City makes progress on affordable housing

OTTAWA – The city’s Planning committee approved an agreement with Trinity Developments that would add $6.25 million to city coffers for affordable housing projects over the next few years.

“The agreement includes funding for affordable housing, which would satisfy the terms that city council set in July 2018 when it approved Trinity’s proposal for a mixed-use building with three high-rise towers at 900 Albert St., across from Bayview Station,” city staff released in a statement today (Oct. 10). “If council approves the agreement, Trinity will need to submit a revised Site Plan Control application before it can proceed with construction.

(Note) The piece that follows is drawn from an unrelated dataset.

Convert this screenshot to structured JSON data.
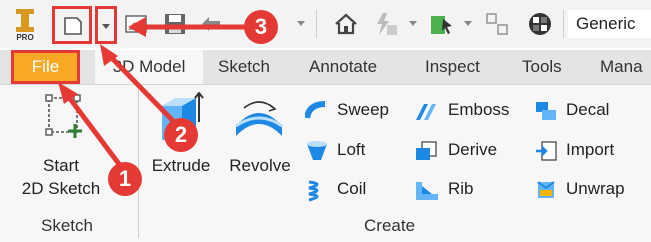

This contribution is in addition to the $975,000 that Trinity is contributing to the city, under Section 37 of the Planning Act, to support affordable housing, community parks and gardens in Somerset Ward.

The committee also approved a plan for the city to acquire a portion of the former Canadian Forces Base Rockcliffe from the federal government for the development of affordable housing. Under the agreement, the City would pay $300,000 and the Canada Mortgage and Housing Corporation would pay $4.6 million.

“Located within the new Wateridge Village community, the city would enter into agreements with Ottawa Community Housing Corporation to develop the property with up to 271 units of affordable housing in three buildings,” staff said. “The committee also approved a request to allocate $10 million in capital funding for this development, from the $15 million that Council approved for new affordable housing in Budget 2019.”

The committee also approved changes to flood-plain mapping near waterways in urban areas to reflect the latest data on land elevations. The City has been systematically updating the Zoning By-law maps, reducing future flood risk by preventing development within the flood plain. This is the third round of updates since the initiative began in 2010. To collect the data, the City employed a new, aircraft-mounted system that uses light pulses to accurately measure land elevations.

Items approved at today’s Planning committee meeting will go to council on Wednesday, Oct. 23.